### YOUR TASK
Look through the records below and copy each line that includes the word "Novi".

::: RECORDS FOR THE EXERCISE

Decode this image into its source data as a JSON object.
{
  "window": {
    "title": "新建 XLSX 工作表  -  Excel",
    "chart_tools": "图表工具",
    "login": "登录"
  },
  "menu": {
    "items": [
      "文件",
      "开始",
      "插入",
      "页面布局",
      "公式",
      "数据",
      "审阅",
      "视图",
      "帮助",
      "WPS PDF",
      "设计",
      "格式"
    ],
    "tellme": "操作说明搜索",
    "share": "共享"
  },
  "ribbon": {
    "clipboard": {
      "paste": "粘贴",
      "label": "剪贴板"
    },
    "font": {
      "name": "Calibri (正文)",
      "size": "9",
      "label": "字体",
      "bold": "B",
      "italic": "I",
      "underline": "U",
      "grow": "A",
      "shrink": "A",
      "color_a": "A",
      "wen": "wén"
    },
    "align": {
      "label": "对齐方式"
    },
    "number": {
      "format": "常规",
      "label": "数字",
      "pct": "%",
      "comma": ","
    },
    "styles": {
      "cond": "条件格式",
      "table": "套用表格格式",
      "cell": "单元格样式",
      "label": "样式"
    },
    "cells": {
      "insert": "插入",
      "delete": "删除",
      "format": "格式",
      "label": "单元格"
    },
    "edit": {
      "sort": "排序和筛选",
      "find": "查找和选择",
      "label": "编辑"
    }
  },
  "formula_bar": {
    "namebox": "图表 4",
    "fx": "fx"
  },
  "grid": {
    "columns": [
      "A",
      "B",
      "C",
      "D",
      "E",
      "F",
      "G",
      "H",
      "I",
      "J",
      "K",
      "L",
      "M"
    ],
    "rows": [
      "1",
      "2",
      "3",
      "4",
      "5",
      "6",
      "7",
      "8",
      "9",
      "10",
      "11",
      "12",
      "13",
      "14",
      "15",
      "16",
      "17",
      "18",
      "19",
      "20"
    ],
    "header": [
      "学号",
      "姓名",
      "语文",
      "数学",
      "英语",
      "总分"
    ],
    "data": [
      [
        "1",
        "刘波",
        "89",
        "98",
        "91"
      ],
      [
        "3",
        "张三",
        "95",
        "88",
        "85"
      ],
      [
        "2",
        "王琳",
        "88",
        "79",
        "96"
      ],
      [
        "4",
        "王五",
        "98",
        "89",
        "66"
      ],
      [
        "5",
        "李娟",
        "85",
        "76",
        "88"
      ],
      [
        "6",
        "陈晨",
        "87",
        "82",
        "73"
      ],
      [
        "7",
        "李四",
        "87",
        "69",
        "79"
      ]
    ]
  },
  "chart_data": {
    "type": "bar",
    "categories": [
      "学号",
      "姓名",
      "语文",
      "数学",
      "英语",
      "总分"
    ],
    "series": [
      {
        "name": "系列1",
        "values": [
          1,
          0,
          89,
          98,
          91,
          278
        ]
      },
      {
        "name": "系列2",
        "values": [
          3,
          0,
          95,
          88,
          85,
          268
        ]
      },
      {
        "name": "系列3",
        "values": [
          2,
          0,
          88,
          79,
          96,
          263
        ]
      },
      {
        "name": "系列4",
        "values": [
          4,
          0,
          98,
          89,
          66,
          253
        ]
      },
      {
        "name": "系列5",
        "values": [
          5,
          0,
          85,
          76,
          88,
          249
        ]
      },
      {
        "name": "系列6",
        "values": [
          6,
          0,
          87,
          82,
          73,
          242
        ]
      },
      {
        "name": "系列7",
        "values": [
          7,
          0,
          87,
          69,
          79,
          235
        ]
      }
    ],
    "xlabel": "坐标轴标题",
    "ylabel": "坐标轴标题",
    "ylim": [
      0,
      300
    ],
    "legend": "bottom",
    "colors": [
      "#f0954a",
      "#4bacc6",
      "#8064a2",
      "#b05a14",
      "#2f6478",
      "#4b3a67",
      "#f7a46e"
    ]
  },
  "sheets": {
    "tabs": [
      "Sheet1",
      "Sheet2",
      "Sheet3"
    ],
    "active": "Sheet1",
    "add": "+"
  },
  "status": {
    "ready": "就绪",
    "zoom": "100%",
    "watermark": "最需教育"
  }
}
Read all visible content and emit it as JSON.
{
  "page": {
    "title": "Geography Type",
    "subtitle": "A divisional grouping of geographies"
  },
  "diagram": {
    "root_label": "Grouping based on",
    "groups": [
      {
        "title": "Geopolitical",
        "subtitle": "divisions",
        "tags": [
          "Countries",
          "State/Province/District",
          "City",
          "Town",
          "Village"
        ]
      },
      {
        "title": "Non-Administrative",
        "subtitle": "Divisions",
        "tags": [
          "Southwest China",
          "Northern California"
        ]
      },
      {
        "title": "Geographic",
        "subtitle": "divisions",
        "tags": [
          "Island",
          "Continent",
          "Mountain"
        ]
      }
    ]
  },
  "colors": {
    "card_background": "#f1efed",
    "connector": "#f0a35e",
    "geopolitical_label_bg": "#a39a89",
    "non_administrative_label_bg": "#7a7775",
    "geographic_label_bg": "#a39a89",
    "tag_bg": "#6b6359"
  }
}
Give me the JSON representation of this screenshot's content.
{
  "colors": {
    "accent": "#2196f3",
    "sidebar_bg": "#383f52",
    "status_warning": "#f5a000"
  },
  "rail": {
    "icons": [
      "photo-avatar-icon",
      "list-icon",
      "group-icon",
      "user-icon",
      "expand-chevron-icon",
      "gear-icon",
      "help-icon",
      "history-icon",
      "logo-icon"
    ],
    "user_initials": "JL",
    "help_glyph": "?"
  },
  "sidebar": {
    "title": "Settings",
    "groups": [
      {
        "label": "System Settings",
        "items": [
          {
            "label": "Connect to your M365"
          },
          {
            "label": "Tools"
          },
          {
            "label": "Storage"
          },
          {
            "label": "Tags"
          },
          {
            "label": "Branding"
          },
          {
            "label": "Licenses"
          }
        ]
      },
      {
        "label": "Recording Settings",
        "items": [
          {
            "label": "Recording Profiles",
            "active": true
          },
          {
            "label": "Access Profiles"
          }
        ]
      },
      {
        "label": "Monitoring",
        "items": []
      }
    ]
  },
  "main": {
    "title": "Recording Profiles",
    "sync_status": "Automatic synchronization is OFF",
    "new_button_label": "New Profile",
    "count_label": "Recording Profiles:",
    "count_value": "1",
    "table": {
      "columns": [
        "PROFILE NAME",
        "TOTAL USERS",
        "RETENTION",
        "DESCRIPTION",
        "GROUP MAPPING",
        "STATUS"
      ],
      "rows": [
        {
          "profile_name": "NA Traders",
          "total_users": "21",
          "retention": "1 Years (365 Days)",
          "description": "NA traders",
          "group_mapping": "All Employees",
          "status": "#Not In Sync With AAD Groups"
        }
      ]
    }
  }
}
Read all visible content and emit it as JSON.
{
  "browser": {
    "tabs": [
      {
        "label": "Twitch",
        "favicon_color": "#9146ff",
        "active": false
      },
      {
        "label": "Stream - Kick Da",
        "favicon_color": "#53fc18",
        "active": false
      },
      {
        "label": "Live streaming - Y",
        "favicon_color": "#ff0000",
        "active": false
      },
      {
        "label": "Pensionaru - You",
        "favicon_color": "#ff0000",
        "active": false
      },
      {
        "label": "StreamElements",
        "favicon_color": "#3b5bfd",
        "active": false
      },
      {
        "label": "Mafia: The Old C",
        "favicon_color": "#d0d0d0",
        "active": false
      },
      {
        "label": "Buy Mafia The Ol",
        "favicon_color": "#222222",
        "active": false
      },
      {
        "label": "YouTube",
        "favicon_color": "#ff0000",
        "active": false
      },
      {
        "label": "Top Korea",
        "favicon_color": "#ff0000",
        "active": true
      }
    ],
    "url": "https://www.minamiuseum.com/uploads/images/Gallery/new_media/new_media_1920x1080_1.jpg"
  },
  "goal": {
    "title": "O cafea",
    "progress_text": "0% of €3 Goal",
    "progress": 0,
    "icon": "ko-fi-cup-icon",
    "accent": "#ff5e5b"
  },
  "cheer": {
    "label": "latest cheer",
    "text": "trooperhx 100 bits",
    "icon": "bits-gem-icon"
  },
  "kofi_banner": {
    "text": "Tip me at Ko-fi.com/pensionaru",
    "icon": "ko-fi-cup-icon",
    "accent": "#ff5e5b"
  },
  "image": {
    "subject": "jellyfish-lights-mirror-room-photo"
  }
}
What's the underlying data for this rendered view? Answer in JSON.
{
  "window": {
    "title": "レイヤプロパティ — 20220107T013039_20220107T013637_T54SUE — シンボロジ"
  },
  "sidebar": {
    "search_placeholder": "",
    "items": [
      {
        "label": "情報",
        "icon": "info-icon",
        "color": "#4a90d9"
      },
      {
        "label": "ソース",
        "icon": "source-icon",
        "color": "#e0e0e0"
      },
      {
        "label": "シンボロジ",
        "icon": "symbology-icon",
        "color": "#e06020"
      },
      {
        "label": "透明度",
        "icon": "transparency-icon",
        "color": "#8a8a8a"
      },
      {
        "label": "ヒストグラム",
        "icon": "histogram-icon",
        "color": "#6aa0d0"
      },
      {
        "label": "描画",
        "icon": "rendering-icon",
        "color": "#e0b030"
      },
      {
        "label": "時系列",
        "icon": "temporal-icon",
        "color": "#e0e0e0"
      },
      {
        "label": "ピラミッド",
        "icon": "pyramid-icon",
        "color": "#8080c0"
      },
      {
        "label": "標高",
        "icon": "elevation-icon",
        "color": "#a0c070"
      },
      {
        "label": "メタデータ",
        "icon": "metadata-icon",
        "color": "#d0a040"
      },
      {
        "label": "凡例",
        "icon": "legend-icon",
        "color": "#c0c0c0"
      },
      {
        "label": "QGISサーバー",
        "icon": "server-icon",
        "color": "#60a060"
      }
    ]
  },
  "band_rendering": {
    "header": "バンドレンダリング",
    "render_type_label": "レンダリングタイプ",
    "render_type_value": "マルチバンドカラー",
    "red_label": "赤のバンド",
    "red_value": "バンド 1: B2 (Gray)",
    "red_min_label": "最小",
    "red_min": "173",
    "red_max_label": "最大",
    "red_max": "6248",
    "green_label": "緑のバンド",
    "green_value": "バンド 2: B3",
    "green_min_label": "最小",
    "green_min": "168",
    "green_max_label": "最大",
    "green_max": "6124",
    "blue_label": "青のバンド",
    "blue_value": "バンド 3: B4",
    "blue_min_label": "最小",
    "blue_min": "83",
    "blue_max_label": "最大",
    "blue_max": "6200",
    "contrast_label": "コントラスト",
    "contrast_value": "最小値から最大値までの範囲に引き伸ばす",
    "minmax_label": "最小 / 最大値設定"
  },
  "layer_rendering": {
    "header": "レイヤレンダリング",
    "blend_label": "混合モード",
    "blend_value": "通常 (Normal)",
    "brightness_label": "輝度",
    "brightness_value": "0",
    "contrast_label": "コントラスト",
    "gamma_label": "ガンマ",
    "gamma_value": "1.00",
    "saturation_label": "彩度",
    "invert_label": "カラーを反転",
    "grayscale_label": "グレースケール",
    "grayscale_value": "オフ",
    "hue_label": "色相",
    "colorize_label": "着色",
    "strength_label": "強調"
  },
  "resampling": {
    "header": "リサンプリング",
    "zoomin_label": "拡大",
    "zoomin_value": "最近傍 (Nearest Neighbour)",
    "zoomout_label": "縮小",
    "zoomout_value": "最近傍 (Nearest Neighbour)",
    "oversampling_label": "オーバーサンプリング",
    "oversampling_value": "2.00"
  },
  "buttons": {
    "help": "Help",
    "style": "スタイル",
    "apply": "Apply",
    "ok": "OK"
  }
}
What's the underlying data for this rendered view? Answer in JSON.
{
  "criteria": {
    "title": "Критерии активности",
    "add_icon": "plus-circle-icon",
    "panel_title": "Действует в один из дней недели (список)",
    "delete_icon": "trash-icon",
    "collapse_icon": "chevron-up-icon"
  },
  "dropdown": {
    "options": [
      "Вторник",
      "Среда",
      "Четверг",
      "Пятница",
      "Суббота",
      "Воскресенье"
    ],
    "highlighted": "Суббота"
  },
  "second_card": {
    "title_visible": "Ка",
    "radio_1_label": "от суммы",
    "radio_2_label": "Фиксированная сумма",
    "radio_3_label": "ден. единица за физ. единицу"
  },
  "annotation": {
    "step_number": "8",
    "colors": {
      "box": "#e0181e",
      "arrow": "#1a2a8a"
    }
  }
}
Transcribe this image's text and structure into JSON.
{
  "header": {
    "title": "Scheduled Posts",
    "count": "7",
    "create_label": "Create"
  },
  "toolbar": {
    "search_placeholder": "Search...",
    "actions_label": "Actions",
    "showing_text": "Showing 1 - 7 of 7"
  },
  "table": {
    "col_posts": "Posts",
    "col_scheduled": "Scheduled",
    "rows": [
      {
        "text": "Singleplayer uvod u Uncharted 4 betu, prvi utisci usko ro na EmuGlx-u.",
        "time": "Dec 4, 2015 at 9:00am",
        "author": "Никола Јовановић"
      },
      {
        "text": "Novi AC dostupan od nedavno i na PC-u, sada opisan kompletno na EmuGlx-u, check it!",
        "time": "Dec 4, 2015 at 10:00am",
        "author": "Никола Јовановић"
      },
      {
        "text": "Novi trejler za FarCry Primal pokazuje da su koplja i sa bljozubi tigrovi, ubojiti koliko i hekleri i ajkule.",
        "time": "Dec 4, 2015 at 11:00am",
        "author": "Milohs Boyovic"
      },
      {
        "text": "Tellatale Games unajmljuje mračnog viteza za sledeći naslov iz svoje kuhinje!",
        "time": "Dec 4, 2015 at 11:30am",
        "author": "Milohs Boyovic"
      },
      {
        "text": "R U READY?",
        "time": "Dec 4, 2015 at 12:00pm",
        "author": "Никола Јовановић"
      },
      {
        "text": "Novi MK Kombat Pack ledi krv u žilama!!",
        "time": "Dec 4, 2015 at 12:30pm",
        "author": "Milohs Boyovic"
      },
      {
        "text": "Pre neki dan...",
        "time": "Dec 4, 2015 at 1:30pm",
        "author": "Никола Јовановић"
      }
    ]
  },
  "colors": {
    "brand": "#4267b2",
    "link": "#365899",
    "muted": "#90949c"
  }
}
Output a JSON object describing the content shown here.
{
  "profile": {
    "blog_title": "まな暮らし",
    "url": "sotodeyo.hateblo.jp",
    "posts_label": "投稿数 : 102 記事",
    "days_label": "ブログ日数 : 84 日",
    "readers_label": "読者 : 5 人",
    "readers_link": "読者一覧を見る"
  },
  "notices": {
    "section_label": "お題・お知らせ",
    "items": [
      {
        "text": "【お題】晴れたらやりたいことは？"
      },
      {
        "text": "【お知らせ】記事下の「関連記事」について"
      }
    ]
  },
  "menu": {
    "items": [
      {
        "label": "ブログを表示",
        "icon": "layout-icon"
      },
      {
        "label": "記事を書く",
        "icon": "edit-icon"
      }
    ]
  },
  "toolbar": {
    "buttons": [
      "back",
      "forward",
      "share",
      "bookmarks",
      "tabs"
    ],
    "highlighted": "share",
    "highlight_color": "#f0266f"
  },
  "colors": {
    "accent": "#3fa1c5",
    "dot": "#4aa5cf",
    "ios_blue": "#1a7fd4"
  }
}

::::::

### SOLUTION TO THE PROBLEM
        "text": "Novi AC dostupan od nedavno i na PC-u, sada opisan kompletno na EmuGlx-u, check it!",
        "text": "Novi trejler za FarCry Primal pokazuje da su koplja i sa bljozubi tigrovi, ubojiti koliko i hekleri i ajkule.",
        "text": "Novi MK Kombat Pack ledi krv u žilama!!",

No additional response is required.